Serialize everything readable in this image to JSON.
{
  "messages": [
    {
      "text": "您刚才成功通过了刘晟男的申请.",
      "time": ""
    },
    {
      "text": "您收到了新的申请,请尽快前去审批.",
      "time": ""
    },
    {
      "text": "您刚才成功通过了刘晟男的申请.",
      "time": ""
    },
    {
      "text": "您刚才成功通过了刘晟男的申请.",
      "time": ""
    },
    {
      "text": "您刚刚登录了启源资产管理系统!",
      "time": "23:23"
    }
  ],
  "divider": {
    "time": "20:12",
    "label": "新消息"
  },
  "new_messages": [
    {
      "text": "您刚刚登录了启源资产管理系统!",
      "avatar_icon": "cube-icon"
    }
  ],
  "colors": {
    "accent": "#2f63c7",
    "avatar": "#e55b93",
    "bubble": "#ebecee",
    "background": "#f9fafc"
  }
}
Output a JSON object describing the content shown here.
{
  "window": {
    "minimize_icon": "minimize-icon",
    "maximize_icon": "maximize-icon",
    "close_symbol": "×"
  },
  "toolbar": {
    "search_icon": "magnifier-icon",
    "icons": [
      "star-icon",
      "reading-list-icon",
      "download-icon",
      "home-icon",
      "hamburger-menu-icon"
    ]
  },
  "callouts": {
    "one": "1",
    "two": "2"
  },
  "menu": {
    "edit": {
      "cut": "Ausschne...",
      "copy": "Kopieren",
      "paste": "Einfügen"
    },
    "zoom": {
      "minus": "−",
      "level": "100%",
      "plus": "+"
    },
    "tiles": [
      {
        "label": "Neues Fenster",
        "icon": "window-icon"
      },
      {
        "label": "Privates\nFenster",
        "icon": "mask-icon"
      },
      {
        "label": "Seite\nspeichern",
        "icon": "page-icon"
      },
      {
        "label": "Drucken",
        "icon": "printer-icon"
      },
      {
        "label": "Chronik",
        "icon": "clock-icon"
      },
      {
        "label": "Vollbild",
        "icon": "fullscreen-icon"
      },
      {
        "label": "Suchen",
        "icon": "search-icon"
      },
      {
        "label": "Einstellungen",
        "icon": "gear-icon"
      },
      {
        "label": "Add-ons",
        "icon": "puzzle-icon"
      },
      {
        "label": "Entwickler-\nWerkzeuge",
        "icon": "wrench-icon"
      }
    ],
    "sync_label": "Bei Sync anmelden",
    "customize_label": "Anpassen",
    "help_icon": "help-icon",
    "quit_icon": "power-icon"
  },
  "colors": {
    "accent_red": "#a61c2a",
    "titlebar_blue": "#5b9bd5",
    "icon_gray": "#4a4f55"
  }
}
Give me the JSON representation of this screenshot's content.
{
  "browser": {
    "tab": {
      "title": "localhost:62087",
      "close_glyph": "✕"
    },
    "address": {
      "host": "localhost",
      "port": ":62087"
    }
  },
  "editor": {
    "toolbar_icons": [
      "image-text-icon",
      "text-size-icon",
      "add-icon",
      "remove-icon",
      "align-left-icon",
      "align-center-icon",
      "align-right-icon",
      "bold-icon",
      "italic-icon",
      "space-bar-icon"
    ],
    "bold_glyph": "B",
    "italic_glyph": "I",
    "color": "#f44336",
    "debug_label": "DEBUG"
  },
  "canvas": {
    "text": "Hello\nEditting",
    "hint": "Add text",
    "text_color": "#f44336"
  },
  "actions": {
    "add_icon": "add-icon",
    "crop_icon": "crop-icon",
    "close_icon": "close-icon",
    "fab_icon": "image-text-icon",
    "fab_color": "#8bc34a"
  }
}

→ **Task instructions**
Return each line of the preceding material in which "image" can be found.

→ **Answer to the problem**
Serialize everything readable in this image to JSON.
      "image-text-icon",
    "fab_icon": "image-text-icon",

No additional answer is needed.